I hope so. It seems that there is a generation gap opening up though – with many younger people not experiencing the same sense of magic that older generations did when growing up. Going to the cinema was the only way to see the latest films – my parents refused to buy a VCR so film was a rare treasure for me. Some of my best childhood memories are of seeing films at the small cinema in my home town – Ghostbusters, The Return Of The Jedi, Flight Of The Navigator, ET. Now it’s often possible to watch new releases before they even come out in the UK – as long as you don’t mind them having been filmed with a camcorder, with bad sound and in low resolution.
Personally, I think it’s important to explore as well – if you like a film, read about its conception, its production, its influences and, in turn what it has influenced. Very few films exist in creative isolation and I’ve found some of my all-time favourites through a process of checking out the director’s favourite films or seeing where a certain style comes from. Cinema loops and recycles constantly and that means that there’s a virtually inexhaustible supply of ‘new’ films to be found by the curious.
How do you choose what films to screen?
Mainly I programme films that I’d like to see at the cinema.
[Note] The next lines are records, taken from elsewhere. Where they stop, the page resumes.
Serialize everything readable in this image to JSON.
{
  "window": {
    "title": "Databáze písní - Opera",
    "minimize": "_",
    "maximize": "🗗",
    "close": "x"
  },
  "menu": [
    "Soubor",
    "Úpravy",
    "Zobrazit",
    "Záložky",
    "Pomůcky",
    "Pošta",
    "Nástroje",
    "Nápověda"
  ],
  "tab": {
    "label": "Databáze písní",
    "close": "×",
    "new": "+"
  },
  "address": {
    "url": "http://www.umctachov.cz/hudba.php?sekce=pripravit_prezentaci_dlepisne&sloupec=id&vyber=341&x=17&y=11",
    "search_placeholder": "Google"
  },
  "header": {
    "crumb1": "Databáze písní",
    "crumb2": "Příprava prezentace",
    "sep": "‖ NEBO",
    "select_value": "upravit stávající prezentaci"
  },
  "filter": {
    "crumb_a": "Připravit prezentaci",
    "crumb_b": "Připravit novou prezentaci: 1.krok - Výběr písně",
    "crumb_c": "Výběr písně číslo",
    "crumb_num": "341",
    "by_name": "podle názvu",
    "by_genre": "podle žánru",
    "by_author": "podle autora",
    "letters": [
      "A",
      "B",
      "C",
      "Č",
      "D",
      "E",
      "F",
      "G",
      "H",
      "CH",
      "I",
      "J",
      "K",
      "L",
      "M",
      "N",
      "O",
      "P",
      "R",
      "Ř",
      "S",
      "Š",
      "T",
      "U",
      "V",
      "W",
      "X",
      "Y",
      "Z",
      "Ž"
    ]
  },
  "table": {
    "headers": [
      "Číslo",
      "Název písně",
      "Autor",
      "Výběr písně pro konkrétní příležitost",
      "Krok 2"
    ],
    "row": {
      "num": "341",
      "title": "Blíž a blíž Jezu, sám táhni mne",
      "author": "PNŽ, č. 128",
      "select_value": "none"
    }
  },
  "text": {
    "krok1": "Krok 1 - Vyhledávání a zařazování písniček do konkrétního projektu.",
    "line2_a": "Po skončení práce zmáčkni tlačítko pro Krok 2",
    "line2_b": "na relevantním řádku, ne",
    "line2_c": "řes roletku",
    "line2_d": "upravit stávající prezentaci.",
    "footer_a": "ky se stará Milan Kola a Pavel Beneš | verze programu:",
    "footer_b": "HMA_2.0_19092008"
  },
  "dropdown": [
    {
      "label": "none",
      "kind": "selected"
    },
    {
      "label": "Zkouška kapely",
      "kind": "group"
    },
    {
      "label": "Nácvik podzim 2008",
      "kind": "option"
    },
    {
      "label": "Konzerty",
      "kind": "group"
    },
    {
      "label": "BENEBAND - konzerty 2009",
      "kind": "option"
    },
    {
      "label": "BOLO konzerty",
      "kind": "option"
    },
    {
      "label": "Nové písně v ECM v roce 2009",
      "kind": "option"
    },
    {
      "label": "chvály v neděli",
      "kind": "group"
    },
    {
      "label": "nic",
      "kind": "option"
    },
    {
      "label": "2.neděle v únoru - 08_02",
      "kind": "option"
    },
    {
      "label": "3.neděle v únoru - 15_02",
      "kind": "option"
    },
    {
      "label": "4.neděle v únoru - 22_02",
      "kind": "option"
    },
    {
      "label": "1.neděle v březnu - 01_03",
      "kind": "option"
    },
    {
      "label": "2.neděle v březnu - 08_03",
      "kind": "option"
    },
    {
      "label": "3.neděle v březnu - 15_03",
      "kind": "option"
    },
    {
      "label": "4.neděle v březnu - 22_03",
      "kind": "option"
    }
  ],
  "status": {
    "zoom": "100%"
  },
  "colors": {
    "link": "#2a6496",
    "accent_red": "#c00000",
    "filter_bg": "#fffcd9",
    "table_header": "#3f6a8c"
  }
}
When I first started I just hoped that enough people would come to be able to cover costs and then I’d get to see the film on the big screen! I soon realised that the films I was choosing had struck a chord though – they started to sell out. Often I programme on the basis of important anniversaries – 40 years since the release of Apocalypse Now for example, or on a date relevant to the film like Breakfast Club on the date that the kids are in detention.
As it’s a curated programme I try to avoid screening films that I haven’t seen as that means I can’t vouch for them. With new releases I try to choose the ones that I think will appeal to the audience in Penarth – sometimes they work, sometimes they don’t.
What’s your fave story about a link between Wales and Hollywood?
Last year I attended a really inspiring talk by Lynwen Brennan. She’s from Pembrokeshire and in the 90s, excited by the visual-effects revolution led by Jurassic Park, she set her sights on making a name for herself in Hollywood. Now she’s the Executive Vice President and General Manager of Lucasfilm! She lives by the old adage that if you don’t ask, you don’t get. And she’s right! Her success story is one that I was really moved by.
Where do you see the UK film industry going next?
Film production goes from strength-to-strength with a varied and interesting array of films coming out all the time. The exhibition side of things has some challenges to overcome – although audience numbers are reported as being on the increase overall, costs for putting on films remain high with the profits often difficult to achieve. I’d like to see a continuation in the development of new distribution models to encourage exhibitors to be able to take risks with programming.
Where is Snowcat going next? More venues? Or stay small? Valleys venues? Lay on a later train on Sundays? 😉
We’re going to continue to programme at Penarth Pier Pavilion for as long as people keep coming! Pop-ups are still on the agenda too though, we’ll continue to put films on in other places too. Sadly we can’t control the train timetable but our Sunday evening screenings are now starting earlier to give people from outside Penarth to get home. The dream is to open a two-screen cinema of our own, more seats, more films – but that’s quite an undertaking!
Brilliant! I can’t wait for the early afternoon screenings on the pier.
(For more train moans, be sure to check out the Strangetown podcast.)
Snowcat Cinema is featured in this week’s Free and Cheap Things To Do In Cardiff list.
Learn more about their screenings on https://www.snowcatcinema.co.uk/
Thank you to Chris Gower Jones for the free picture of Penarth Pier.